-- Moraji Desai, a deputy prime minister, a cabinet minister in Indira Gandhi's government, and later prime minister of India, was a paid agent of the CIA ($20,000 a year).
-- Nixon ordered the bombing of Palestine Liberation Organization camps inside Jordan, but his order was ignored by Defense Secretary Melvin Laird.
-- Kissinger ordered the military to give false reports on the location of bombings in Cambodia. He took liberties with control-and-command procedures of the Strategic Air Command.
-- In Operation "Sunshine Park," U.S. officials were actively encouraging Cambodian Prince Sihanouk's overthrow before 1970.
- The Greek military junta contributed cash funds to the Nixon presidential campaign in 1968.
And, if one wishes to know what the Nixon-Kissinger White House looked like and how it functioned like a Byzantine court, with its intrigues counterintrigues, subintrigues jealousies, conspiracies, and betrayals, read Chapter 9 (Intrigues) and Chapter 33 (Spying on Kissinger).
The Price of Power is a gold mine of information but contains no analysis. The reader is impressed, indeed overwhelmed, by a mass of detail, but in the end feels frustrated by the dominant fact that these details concern personalities and personal relations, that they are not the products of institutionalized policies. For example, on page 332 Hersh writes: "The full range of Kissinger's influence and his extraordinary ability to manipulate the press while wiretapping two of its leading members [William Beecher of the New York Times and Henry Brandon of the London Sunday Times] were impossible to comprehend at the time mainly because so much of what he did was skillfully hidden." Was the press manipulated because of Kissinger's skill at hiding facts or because of the reality that the media, including the mass-circulation press, have transformed information from a social product into a commodity for sale?

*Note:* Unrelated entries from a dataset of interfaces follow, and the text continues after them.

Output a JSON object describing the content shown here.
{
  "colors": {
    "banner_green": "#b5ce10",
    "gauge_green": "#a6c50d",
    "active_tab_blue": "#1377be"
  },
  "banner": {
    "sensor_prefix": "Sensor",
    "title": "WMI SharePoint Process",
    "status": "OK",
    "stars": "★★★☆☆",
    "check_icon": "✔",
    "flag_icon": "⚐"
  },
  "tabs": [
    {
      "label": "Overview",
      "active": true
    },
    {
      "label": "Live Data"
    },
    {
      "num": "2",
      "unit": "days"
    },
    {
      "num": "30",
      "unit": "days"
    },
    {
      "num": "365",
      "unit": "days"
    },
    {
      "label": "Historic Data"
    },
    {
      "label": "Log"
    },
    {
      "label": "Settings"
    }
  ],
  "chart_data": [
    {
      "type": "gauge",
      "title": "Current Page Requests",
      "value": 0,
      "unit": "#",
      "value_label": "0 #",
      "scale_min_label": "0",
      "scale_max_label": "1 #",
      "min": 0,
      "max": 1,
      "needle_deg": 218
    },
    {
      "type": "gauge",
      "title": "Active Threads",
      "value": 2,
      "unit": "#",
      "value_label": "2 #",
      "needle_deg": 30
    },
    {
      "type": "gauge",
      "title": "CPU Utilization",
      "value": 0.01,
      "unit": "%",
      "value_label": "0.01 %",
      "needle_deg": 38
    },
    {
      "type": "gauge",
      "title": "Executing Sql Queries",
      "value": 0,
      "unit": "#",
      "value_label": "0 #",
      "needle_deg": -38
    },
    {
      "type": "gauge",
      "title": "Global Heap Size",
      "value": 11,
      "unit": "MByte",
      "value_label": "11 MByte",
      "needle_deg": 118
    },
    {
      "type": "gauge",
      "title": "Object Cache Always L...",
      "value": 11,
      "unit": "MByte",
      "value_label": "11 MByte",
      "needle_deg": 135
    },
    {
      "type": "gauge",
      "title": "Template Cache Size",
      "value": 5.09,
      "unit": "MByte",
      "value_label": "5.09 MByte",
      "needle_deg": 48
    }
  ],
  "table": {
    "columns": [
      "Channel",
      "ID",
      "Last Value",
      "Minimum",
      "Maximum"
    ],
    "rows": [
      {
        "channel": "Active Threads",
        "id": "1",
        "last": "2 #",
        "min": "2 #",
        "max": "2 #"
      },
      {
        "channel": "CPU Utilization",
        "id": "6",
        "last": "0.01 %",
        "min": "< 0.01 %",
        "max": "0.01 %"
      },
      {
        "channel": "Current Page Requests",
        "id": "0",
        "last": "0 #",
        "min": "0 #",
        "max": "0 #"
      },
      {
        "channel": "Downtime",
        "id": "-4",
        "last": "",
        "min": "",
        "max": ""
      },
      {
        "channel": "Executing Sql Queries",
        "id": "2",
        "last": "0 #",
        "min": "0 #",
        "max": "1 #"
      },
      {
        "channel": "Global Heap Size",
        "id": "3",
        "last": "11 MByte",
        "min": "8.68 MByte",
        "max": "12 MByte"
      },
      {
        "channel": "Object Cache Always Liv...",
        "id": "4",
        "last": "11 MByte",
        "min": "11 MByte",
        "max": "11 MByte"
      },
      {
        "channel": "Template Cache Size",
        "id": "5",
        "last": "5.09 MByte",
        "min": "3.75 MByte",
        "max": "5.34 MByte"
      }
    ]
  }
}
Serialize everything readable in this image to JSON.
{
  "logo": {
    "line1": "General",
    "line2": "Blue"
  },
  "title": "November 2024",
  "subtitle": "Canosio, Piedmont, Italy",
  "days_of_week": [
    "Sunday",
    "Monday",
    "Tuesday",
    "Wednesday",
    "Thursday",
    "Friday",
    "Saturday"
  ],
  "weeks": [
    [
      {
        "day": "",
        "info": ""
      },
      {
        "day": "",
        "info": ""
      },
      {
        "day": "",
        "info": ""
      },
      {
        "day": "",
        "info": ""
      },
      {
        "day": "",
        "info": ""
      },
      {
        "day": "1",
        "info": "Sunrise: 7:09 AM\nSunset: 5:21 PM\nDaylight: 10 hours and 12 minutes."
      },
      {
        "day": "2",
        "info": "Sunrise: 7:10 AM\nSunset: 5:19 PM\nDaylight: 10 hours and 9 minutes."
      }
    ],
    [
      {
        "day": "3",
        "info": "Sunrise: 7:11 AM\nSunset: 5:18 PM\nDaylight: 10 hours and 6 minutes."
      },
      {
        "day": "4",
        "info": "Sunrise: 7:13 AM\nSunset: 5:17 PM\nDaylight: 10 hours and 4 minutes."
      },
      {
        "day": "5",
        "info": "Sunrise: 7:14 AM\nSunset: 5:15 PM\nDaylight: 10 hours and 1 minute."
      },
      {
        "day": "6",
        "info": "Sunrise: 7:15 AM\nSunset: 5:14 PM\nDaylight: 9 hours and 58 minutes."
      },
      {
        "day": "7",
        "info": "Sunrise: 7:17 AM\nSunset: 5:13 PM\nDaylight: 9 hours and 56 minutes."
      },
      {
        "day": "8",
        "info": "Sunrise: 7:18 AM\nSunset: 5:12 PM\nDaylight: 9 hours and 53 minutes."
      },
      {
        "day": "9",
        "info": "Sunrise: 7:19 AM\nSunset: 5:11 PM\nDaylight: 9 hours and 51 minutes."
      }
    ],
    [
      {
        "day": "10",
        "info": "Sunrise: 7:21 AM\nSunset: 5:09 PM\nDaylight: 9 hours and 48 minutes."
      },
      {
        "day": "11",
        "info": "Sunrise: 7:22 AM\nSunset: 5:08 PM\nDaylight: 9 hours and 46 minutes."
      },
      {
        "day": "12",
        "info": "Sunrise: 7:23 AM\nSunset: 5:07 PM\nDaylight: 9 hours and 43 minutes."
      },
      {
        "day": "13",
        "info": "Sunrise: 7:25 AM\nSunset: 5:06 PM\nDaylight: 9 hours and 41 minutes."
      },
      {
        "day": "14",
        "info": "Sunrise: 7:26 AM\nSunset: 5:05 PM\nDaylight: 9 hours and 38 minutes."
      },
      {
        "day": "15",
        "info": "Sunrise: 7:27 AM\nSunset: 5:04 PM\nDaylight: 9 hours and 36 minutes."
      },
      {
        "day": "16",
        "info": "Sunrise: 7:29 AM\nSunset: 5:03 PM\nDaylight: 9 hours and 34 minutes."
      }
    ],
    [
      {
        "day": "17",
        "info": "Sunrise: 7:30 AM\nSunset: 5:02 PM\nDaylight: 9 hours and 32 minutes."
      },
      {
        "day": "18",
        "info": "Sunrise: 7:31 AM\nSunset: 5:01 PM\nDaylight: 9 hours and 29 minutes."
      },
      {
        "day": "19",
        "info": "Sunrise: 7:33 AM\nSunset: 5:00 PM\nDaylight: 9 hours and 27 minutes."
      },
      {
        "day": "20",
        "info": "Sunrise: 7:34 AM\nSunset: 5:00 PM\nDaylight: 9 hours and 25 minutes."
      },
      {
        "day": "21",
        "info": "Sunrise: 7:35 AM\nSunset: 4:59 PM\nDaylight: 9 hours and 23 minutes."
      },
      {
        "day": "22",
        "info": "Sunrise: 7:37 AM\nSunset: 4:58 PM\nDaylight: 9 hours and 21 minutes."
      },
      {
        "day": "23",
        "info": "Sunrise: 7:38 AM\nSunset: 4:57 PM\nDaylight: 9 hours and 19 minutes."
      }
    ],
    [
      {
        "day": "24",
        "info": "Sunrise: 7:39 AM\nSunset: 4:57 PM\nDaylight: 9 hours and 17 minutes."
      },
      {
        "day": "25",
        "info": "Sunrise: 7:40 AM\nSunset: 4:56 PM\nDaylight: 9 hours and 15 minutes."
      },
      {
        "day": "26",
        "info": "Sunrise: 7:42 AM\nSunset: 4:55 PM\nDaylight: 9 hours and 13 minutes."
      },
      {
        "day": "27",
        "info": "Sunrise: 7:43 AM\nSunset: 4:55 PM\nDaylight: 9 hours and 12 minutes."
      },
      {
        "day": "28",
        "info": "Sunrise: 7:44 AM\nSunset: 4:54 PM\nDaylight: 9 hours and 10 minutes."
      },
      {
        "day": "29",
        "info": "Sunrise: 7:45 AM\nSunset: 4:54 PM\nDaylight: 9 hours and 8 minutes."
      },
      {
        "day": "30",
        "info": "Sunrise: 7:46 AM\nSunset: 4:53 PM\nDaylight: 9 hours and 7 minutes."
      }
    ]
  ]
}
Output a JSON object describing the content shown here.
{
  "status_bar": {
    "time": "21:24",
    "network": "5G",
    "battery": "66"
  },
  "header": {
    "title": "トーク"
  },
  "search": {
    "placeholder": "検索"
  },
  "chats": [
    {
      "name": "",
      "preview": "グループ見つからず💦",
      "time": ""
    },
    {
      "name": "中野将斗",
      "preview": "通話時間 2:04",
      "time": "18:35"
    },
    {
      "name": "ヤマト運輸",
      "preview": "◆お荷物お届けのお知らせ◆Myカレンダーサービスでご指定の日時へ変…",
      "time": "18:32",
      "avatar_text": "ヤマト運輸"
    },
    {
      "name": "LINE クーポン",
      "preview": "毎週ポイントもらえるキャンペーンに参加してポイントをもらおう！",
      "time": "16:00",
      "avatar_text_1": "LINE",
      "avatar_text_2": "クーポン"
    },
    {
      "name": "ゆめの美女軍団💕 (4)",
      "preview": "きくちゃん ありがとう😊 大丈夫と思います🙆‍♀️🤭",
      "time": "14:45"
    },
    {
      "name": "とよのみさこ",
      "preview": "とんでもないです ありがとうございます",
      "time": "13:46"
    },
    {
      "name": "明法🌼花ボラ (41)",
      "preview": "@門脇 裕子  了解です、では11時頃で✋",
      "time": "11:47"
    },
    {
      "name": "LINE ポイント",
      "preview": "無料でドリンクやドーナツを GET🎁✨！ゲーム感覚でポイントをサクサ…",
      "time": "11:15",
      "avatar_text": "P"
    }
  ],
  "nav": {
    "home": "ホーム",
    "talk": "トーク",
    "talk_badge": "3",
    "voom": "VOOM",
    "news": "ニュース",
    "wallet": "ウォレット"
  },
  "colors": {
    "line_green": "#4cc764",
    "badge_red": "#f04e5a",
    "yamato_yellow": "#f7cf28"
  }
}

The press continues to be manipulated after Nixon and Kissinger have lost their power.
On page 638: "As both the memoirs [Nixon's and Kissinger's] showed, neither man ever came to grips with the basic vulnerability of their policy: they were operating in a democracy, guided by a constitution, and among a citizenry who held their leaders to a reasonable standard of morality and integrity."
The question is not whether citizens hold "their leaders to a reasonable standard of morality and integrity" but how they go about doing it--by changing personnel, policies, or institutions?
In the concluding sentence of the book's Epilogue, Hersh observes that "Kissinger is constantly portrayed by the news media as an adviser and consultant on foreign policy issues to the Reagan Administration, but as of Spring 1983, he had not rejoined the government." (p. 642) After the appearance of The Price of Power, Kissinger still had not rejoined the government, but he was close to it when President Reagan named him head of a presidential commission on Central America. My critical remarks are not necessarily addressed to Mr. Hersh who has magnificently fulfilled his role as an "investigative reporter-writer." They are simply to remind readers that it is up to them to remedy Hersh's lack of analysis by developing their own, by interpreting the events described, and more important by proposing political tools to the citizens who wish to prevent a repetition of Nixon-Kissinger policies.